DIRECTIONS FOR THIS TASK -> Repeat the records below in their entirety, exactly.

———

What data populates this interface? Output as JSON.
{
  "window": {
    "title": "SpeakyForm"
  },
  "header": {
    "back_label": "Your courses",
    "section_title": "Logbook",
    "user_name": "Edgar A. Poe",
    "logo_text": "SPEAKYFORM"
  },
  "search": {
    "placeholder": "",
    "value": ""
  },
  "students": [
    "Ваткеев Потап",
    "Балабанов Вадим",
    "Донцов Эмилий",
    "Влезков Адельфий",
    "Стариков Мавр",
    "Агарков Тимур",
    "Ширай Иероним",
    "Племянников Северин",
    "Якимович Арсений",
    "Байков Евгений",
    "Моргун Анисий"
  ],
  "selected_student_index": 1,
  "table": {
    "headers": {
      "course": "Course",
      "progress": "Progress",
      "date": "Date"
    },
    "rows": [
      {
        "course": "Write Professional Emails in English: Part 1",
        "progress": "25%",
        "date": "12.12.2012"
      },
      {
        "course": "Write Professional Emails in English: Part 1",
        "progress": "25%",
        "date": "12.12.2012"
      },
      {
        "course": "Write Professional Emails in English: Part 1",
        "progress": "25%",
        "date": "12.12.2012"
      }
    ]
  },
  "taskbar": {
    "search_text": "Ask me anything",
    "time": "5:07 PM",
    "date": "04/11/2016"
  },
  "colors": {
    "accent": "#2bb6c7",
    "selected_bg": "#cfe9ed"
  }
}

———

THE ANSWER ->
What data populates this interface? Output as JSON.
{
  "window": {
    "title": "SpeakyForm"
  },
  "header": {
    "back_label": "Your courses",
    "section_title": "Logbook",
    "user_name": "Edgar A. Poe",
    "logo_text": "SPEAKYFORM"
  },
  "search": {
    "placeholder": "",
    "value": ""
  },
  "students": [
    "Ваткеев Потап",
    "Балабанов Вадим",
    "Донцов Эмилий",
    "Влезков Адельфий",
    "Стариков Мавр",
    "Агарков Тимур",
    "Ширай Иероним",
    "Племянников Северин",
    "Якимович Арсений",
    "Байков Евгений",
    "Моргун Анисий"
  ],
  "selected_student_index": 1,
  "table": {
    "headers": {
      "course": "Course",
      "progress": "Progress",
      "date": "Date"
    },
    "rows": [
      {
        "course": "Write Professional Emails in English: Part 1",
        "progress": "25%",
        "date": "12.12.2012"
      },
      {
        "course": "Write Professional Emails in English: Part 1",
        "progress": "25%",
        "date": "12.12.2012"
      },
      {
        "course": "Write Professional Emails in English: Part 1",
        "progress": "25%",
        "date": "12.12.2012"
      }
    ]
  },
  "taskbar": {
    "search_text": "Ask me anything",
    "time": "5:07 PM",
    "date": "04/11/2016"
  },
  "colors": {
    "accent": "#2bb6c7",
    "selected_bg": "#cfe9ed"
  }
}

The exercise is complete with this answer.